In May of 2001, I had started dating a girl named Giovanna. The last four digits of her phone number were 0911. A few months later, in September, I was ready to teach English in my first year at the high school I graduated from - John Adams High School in Queens, New York. My alarm clock went off, and there was breaking news that an airplane had hit one of the World Trade Center buildings. I stood up, listening attentively to the report. Soon after, another report came in, that a second plane had crashed into the other tower. My first thought? "What the hell is happening?" I jumped out of bed and turned on the television to watch the horror that was unfolding.
My teaching schedule permitted me to watch the news until about 10:50 a.m. When I saw the towers fall down, I was obviously in shock. But for some reason, I didn't have the impression that so many people had been inside. I thought that most, if not all, had gotten out and that I witnessed the death of the Twin Towers. This was clearly terrorism, and the terror extended to the Pentagon in Washington, D.C. and an open field in Pennsylvania.
Like it or not, I had a responsibility to get to school. I was confused, afraid and deeply saddened by what I witnessed on television, but the young teens at John Adams didn't feel any different. As I walked quickly to the school, with the black smoke still floating in the distant air behind me, I entered the building and soon found myself comforting students, trying to address questions with answers I didn't have and, when possible, watching the news on television in the school library.
The sadness was soon accompanied by anger once I found out, like every other American, that more than 3,000 people died from the worst attack on American soil. It was either one or two days later that I was told my cousin Mary's husband - Captain Thomas Farino of Engine Company 26 of the NYC Fire Department - was among the missing or the dead.
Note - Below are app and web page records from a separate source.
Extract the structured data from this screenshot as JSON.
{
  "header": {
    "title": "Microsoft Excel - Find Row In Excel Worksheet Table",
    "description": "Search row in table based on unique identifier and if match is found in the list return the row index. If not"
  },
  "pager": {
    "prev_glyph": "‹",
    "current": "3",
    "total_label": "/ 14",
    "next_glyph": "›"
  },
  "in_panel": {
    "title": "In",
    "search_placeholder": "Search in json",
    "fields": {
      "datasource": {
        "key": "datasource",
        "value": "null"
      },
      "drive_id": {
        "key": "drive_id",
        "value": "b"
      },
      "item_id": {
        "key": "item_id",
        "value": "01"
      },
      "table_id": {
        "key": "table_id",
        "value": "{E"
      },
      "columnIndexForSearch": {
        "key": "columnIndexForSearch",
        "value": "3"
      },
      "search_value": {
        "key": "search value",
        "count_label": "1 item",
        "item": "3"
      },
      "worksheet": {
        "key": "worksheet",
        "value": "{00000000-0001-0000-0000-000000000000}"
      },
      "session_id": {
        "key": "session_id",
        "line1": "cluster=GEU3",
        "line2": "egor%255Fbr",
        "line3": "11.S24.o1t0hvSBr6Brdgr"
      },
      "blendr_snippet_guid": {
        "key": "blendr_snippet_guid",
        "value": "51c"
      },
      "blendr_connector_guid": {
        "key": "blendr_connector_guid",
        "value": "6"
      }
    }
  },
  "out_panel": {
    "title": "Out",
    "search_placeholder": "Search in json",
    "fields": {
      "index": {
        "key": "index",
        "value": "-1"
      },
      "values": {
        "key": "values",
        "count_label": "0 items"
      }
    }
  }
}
Thomas was a soft-spoken man who cared deeply for his family. He was also a smart and dedicated firefighter who rose quickly through the ranks (from firefighter to lieutenant and then captain). Following the tragedy, Tom was posthumously promoted to Battalion Chief. He was only 37 years old, and his body was never recovered. He left behind Mary and their two wonderful children, Jane and Jimmy.
It would be an understatement to say that I changed since that horrific day. I began giving a smile or a thumbs up to every firefighter that I saw. My patriotism for America tripled when I saw how people stood in unity and waved flags at the same time they were feeling so much pain and grief. And it was the time of my life when I personally had gained a hero in my life. Every September since the tragedy, I conduct a lesson with my students in which we discuss heroism and who our heroes are. We write friendly letters to our heroes (some choose to express their gratitude to the local police and fire departments, and I deliver those letters to them).
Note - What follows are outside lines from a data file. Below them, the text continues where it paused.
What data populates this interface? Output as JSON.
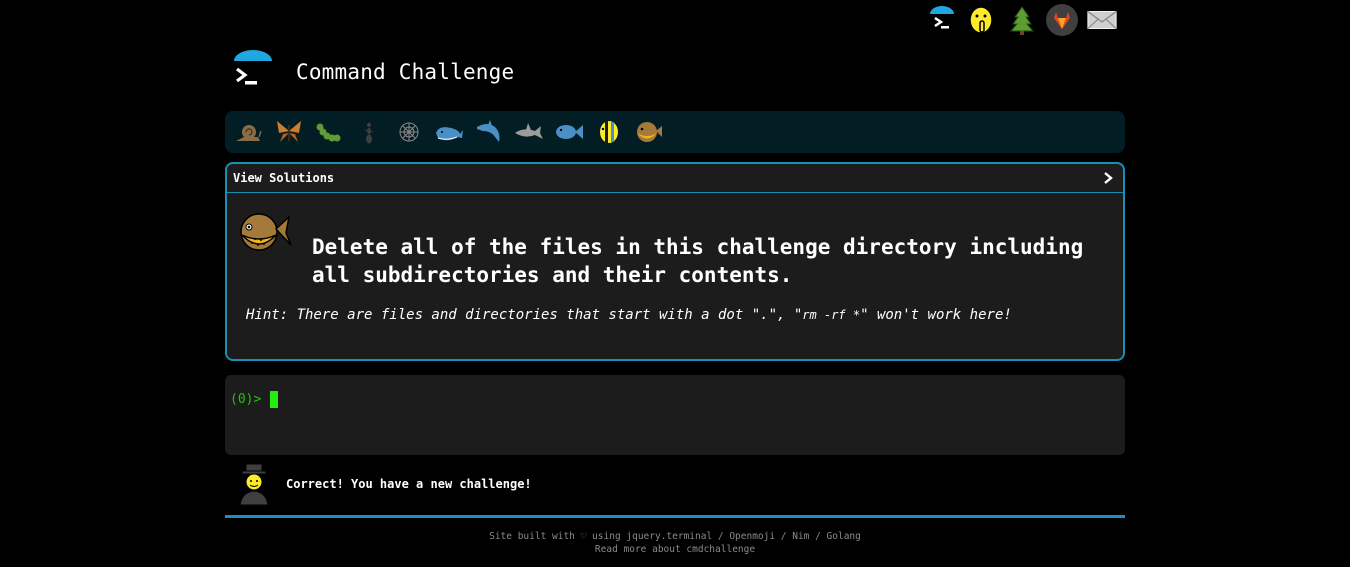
{
  "top_icons": [
    "terminal-icon",
    "shushing-face-icon",
    "tree-icon",
    "gitlab-icon",
    "mail-icon"
  ],
  "header": {
    "title": "Command Challenge"
  },
  "levels": [
    "snail-icon",
    "butterfly-icon",
    "caterpillar-icon",
    "ant-icon",
    "spider-web-icon",
    "whale-icon",
    "dolphin-icon",
    "shark-icon",
    "fish-icon",
    "tropical-fish-icon",
    "blowfish-icon"
  ],
  "card": {
    "view_solutions": "View Solutions",
    "challenge_text": "Delete all of the files in this challenge directory including all subdirectories and their contents.",
    "hint_prefix": "Hint: There are files and directories that start with a dot \".\", \"",
    "hint_code": "rm -rf *",
    "hint_suffix": "\" won't work here!"
  },
  "terminal": {
    "prompt": "(0)>"
  },
  "feedback": {
    "message": "Correct! You have a new challenge!",
    "progress": 1.0
  },
  "footer": {
    "line1": "Site built with ♡ using jquery.terminal / Openmoji / Nim / Golang",
    "line2": "Read more about cmdchallenge"
  },
  "colors": {
    "accent": "#1a8fb4",
    "prompt": "#25c00c",
    "cursor": "#22ee10",
    "card_bg": "#1c1c1c",
    "level_bar_bg": "#021d24"
  }
}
In 2006, my wife (yes, Giovanna), gave birth to a beautiful baby boy. Although we played around with different names prior to the day he entered the world, we didn't need much time deciding on his middle name. We wanted his middle name to stand for something, to have relevance. Hence, we decided on Matthew Thomas.
From the time Matthew was born up until about the age of 4, we read many beautiful stories to our son. But in the past year, we have told him a story unlike the ones he heard before. This one is not filled with fantasy and doesn't contain fictional characters. It's the story of our family's hero. It's about someone who sacrificed his life in order to do all he could to save the lives of others. And it's a story that Giovanna and I hope Matthew carries with him forever. It's called "Tom."
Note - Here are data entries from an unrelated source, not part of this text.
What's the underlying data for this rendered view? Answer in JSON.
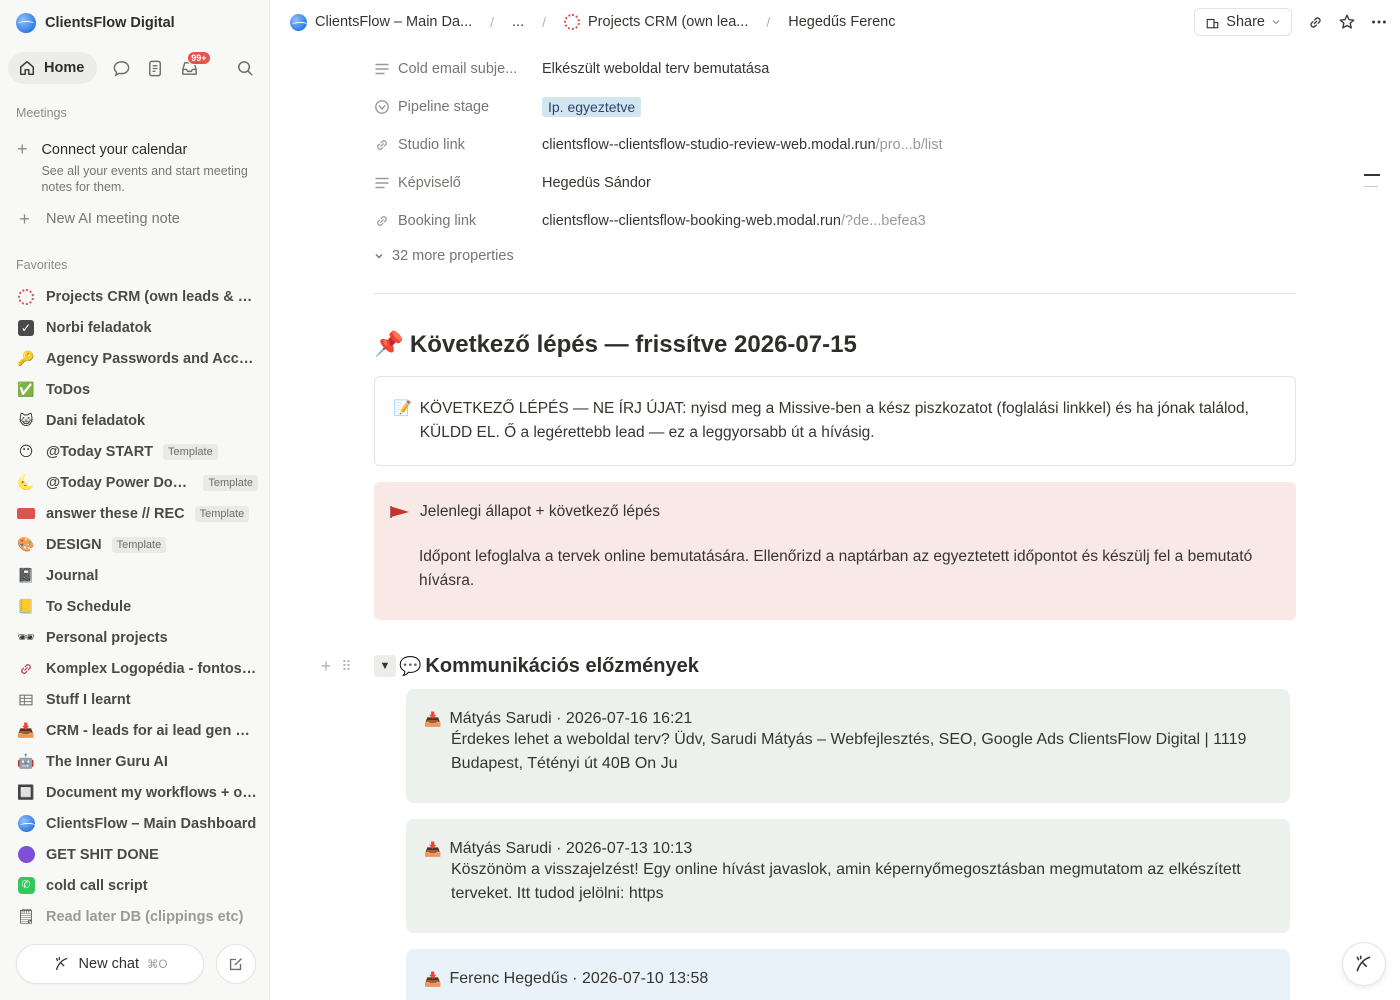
{
  "sidebar": {
    "workspace": "ClientsFlow Digital",
    "home_label": "Home",
    "inbox_badge": "99+",
    "meetings_label": "Meetings",
    "connect_calendar_title": "Connect your calendar",
    "connect_calendar_desc": "See all your events and start meeting notes for them.",
    "new_ai_note": "New AI meeting note",
    "favorites_label": "Favorites",
    "favorites": [
      {
        "label": "Projects CRM (own leads & cl...",
        "icon": "crm-dots-icon",
        "template": ""
      },
      {
        "label": "Norbi feladatok",
        "icon": "checkbox-icon",
        "template": ""
      },
      {
        "label": "Agency Passwords and Acco...",
        "icon": "key-icon",
        "template": ""
      },
      {
        "label": "ToDos",
        "icon": "check-mark-icon",
        "template": ""
      },
      {
        "label": "Dani feladatok",
        "icon": "cat-icon",
        "template": ""
      },
      {
        "label": "@Today START",
        "icon": "smile-icon",
        "template": "Template"
      },
      {
        "label": "@Today Power Dow...",
        "icon": "moon-icon",
        "template": "Template"
      },
      {
        "label": "answer these // REC",
        "icon": "video-camera-icon",
        "template": "Template"
      },
      {
        "label": "DESIGN",
        "icon": "palette-icon",
        "template": "Template"
      },
      {
        "label": "Journal",
        "icon": "notebook-icon",
        "template": ""
      },
      {
        "label": "To Schedule",
        "icon": "ledger-icon",
        "template": ""
      },
      {
        "label": "Personal projects",
        "icon": "sunglasses-icon",
        "template": ""
      },
      {
        "label": "Komplex Logopédia - fontos li...",
        "icon": "link-icon",
        "template": ""
      },
      {
        "label": "Stuff I learnt",
        "icon": "table-icon",
        "template": ""
      },
      {
        "label": "CRM - leads for ai lead gen of...",
        "icon": "inbox-tray-icon",
        "template": ""
      },
      {
        "label": "The Inner Guru AI",
        "icon": "robot-icon",
        "template": ""
      },
      {
        "label": "Document my workflows + op...",
        "icon": "chip-icon",
        "template": ""
      },
      {
        "label": "ClientsFlow – Main Dashboard",
        "icon": "globe-icon",
        "template": ""
      },
      {
        "label": "GET SHIT DONE",
        "icon": "purple-eye-icon",
        "template": ""
      },
      {
        "label": "cold call script",
        "icon": "phone-icon",
        "template": ""
      },
      {
        "label": "Read later DB (clippings etc)",
        "icon": "page-icon",
        "template": ""
      }
    ],
    "new_chat": "New chat",
    "new_chat_shortcut": "⌘O"
  },
  "topbar": {
    "crumbs": [
      "ClientsFlow – Main Da...",
      "...",
      "Projects CRM (own lea...",
      "Hegedűs Ferenc"
    ],
    "share": "Share"
  },
  "properties": [
    {
      "name": "Cold email subje...",
      "icon": "text-lines-icon",
      "value": "Elkészült weboldal terv bemutatása",
      "suffix": "",
      "tag": false
    },
    {
      "name": "Pipeline stage",
      "icon": "status-icon",
      "value": "Ip. egyeztetve",
      "suffix": "",
      "tag": true
    },
    {
      "name": "Studio link",
      "icon": "link-icon",
      "value": "clientsflow--clientsflow-studio-review-web.modal.run",
      "suffix": "/pro...b/list",
      "tag": false
    },
    {
      "name": "Képviselő",
      "icon": "text-lines-icon",
      "value": "Hegedüs Sándor",
      "suffix": "",
      "tag": false
    },
    {
      "name": "Booking link",
      "icon": "link-icon",
      "value": "clientsflow--clientsflow-booking-web.modal.run",
      "suffix": "/?de...befea3",
      "tag": false
    }
  ],
  "more_properties": "32 more properties",
  "content": {
    "next_heading": "Következő lépés — frissítve 2026-07-15",
    "next_box": "KÖVETKEZŐ LÉPÉS — NE ÍRJ ÚJAT: nyisd meg a Missive-ben a kész piszkozatot (foglalási linkkel) és ha jónak találod, KÜLDD EL. Ő a legérettebb lead — ez a leggyorsabb út a hívásig.",
    "status_title": "Jelenlegi állapot + következő lépés",
    "status_body": "Időpont lefoglalva a tervek online bemutatására. Ellenőrizd a naptárban az egyeztetett időpontot és készülj fel a bemutató hívásra.",
    "history_title": "Kommunikációs előzmények",
    "messages": [
      {
        "header": "Mátyás Sarudi · 2026-07-16 16:21",
        "body": "Érdekes lehet a weboldal terv? Üdv, Sarudi Mátyás – Webfejlesztés, SEO, Google Ads ClientsFlow Digital | 1119 Budapest, Tétényi út 40B On Ju",
        "color": "green"
      },
      {
        "header": "Mátyás Sarudi · 2026-07-13 10:13",
        "body": "Köszönöm a visszajelzést! Egy online hívást javaslok, amin képernyőmegosztásban megmutatom az elkészített terveket. Itt tudod jelölni: https",
        "color": "green"
      },
      {
        "header": "Ferenc Hegedűs · 2026-07-10 13:58",
        "body": "",
        "color": "blue"
      }
    ]
  }
}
"I want to see Tom," Matthew said to me recently. "Can we visit him?" I stared at him with such joy and pride, and replied, "One day, later on in life, you will, Matthew. You will."